What to work on: Restate the data word for word and leave the images out.

·····

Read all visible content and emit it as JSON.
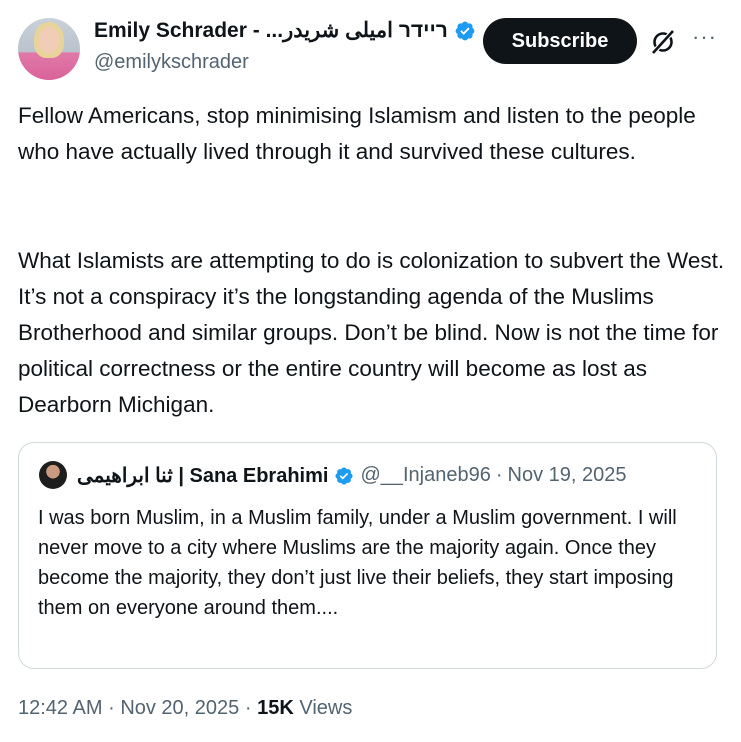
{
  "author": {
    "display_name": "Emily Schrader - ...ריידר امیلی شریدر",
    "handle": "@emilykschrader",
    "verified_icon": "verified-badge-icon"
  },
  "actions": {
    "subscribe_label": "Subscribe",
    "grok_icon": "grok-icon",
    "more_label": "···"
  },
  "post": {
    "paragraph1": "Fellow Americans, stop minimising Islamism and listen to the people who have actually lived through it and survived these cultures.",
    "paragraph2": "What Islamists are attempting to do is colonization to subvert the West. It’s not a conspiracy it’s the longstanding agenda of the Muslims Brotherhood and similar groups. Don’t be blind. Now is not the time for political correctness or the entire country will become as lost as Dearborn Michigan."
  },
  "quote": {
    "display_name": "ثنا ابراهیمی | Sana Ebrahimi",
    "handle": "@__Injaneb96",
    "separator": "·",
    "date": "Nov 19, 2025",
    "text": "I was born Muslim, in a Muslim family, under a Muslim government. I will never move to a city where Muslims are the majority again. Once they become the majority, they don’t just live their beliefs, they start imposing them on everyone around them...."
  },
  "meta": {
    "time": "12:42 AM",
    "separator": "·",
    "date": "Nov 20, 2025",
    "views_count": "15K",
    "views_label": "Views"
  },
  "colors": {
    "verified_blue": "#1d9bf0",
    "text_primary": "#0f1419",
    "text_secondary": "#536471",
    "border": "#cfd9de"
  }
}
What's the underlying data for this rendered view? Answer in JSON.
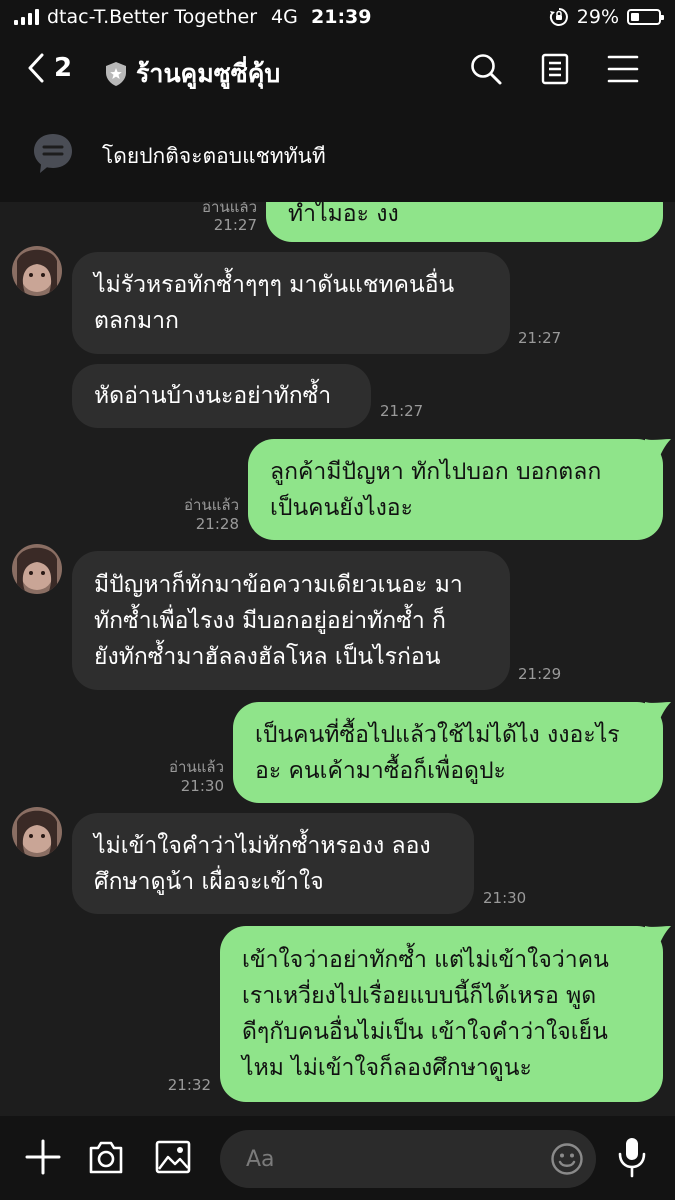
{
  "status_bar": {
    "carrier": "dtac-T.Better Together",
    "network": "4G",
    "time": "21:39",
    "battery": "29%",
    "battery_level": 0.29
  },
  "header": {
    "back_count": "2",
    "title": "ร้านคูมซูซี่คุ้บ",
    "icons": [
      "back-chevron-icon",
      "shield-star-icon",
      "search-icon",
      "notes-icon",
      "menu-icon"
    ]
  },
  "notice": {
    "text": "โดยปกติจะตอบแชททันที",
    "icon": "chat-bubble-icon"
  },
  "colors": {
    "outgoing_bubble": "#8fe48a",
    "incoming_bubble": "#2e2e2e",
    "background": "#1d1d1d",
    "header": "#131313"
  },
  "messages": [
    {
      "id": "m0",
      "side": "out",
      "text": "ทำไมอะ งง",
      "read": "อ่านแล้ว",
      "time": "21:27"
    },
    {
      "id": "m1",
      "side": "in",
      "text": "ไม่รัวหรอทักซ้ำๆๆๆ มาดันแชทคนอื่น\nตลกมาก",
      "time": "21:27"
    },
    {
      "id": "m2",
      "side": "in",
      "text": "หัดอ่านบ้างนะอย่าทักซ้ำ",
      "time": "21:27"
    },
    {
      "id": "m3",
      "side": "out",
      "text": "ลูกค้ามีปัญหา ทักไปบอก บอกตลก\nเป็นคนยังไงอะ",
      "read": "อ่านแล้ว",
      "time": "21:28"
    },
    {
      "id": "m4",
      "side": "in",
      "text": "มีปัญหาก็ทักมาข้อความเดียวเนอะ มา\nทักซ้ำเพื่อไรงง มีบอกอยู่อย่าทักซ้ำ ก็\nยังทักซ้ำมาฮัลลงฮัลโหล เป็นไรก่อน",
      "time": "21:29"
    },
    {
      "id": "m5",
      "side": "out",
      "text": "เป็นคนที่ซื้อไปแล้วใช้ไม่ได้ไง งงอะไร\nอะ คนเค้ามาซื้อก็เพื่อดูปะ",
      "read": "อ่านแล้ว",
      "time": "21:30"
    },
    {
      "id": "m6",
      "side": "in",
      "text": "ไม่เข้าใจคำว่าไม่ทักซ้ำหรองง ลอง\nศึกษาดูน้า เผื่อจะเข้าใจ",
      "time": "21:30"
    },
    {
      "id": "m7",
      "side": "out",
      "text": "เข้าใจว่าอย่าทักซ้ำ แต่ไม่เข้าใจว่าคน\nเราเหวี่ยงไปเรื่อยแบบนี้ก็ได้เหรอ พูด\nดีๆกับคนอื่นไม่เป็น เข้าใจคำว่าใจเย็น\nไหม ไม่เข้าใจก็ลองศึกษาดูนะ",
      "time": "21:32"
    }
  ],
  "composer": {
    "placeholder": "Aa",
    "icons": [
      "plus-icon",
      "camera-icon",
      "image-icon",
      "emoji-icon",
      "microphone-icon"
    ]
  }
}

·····

Response box:
Read all visible content and emit it as JSON.
{
  "author": {
    "display_name": "Emily Schrader - ...ריידר امیلی شریدر",
    "handle": "@emilykschrader",
    "verified_icon": "verified-badge-icon"
  },
  "actions": {
    "subscribe_label": "Subscribe",
    "grok_icon": "grok-icon",
    "more_label": "···"
  },
  "post": {
    "paragraph1": "Fellow Americans, stop minimising Islamism and listen to the people who have actually lived through it and survived these cultures.",
    "paragraph2": "What Islamists are attempting to do is colonization to subvert the West. It’s not a conspiracy it’s the longstanding agenda of the Muslims Brotherhood and similar groups. Don’t be blind. Now is not the time for political correctness or the entire country will become as lost as Dearborn Michigan."
  },
  "quote": {
    "display_name": "ثنا ابراهیمی | Sana Ebrahimi",
    "handle": "@__Injaneb96",
    "separator": "·",
    "date": "Nov 19, 2025",
    "text": "I was born Muslim, in a Muslim family, under a Muslim government. I will never move to a city where Muslims are the majority again. Once they become the majority, they don’t just live their beliefs, they start imposing them on everyone around them...."
  },
  "meta": {
    "time": "12:42 AM",
    "separator": "·",
    "date": "Nov 20, 2025",
    "views_count": "15K",
    "views_label": "Views"
  },
  "colors": {
    "verified_blue": "#1d9bf0",
    "text_primary": "#0f1419",
    "text_secondary": "#536471",
    "border": "#cfd9de"
  }
}
What's the underlying data for this rendered view? Answer in JSON.
{
  "status_bar": {
    "carrier": "dtac-T.Better Together",
    "network": "4G",
    "time": "21:39",
    "battery": "29%",
    "battery_level": 0.29
  },
  "header": {
    "back_count": "2",
    "title": "ร้านคูมซูซี่คุ้บ",
    "icons": [
      "back-chevron-icon",
      "shield-star-icon",
      "search-icon",
      "notes-icon",
      "menu-icon"
    ]
  },
  "notice": {
    "text": "โดยปกติจะตอบแชททันที",
    "icon": "chat-bubble-icon"
  },
  "colors": {
    "outgoing_bubble": "#8fe48a",
    "incoming_bubble": "#2e2e2e",
    "background": "#1d1d1d",
    "header": "#131313"
  },
  "messages": [
    {
      "id": "m0",
      "side": "out",
      "text": "ทำไมอะ งง",
      "read": "อ่านแล้ว",
      "time": "21:27"
    },
    {
      "id": "m1",
      "side": "in",
      "text": "ไม่รัวหรอทักซ้ำๆๆๆ มาดันแชทคนอื่น\nตลกมาก",
      "time": "21:27"
    },
    {
      "id": "m2",
      "side": "in",
      "text": "หัดอ่านบ้างนะอย่าทักซ้ำ",
      "time": "21:27"
    },
    {
      "id": "m3",
      "side": "out",
      "text": "ลูกค้ามีปัญหา ทักไปบอก บอกตลก\nเป็นคนยังไงอะ",
      "read": "อ่านแล้ว",
      "time": "21:28"
    },
    {
      "id": "m4",
      "side": "in",
      "text": "มีปัญหาก็ทักมาข้อความเดียวเนอะ มา\nทักซ้ำเพื่อไรงง มีบอกอยู่อย่าทักซ้ำ ก็\nยังทักซ้ำมาฮัลลงฮัลโหล เป็นไรก่อน",
      "time": "21:29"
    },
    {
      "id": "m5",
      "side": "out",
      "text": "เป็นคนที่ซื้อไปแล้วใช้ไม่ได้ไง งงอะไร\nอะ คนเค้ามาซื้อก็เพื่อดูปะ",
      "read": "อ่านแล้ว",
      "time": "21:30"
    },
    {
      "id": "m6",
      "side": "in",
      "text": "ไม่เข้าใจคำว่าไม่ทักซ้ำหรองง ลอง\nศึกษาดูน้า เผื่อจะเข้าใจ",
      "time": "21:30"
    },
    {
      "id": "m7",
      "side": "out",
      "text": "เข้าใจว่าอย่าทักซ้ำ แต่ไม่เข้าใจว่าคน\nเราเหวี่ยงไปเรื่อยแบบนี้ก็ได้เหรอ พูด\nดีๆกับคนอื่นไม่เป็น เข้าใจคำว่าใจเย็น\nไหม ไม่เข้าใจก็ลองศึกษาดูนะ",
      "time": "21:32"
    }
  ],
  "composer": {
    "placeholder": "Aa",
    "icons": [
      "plus-icon",
      "camera-icon",
      "image-icon",
      "emoji-icon",
      "microphone-icon"
    ]
  }
}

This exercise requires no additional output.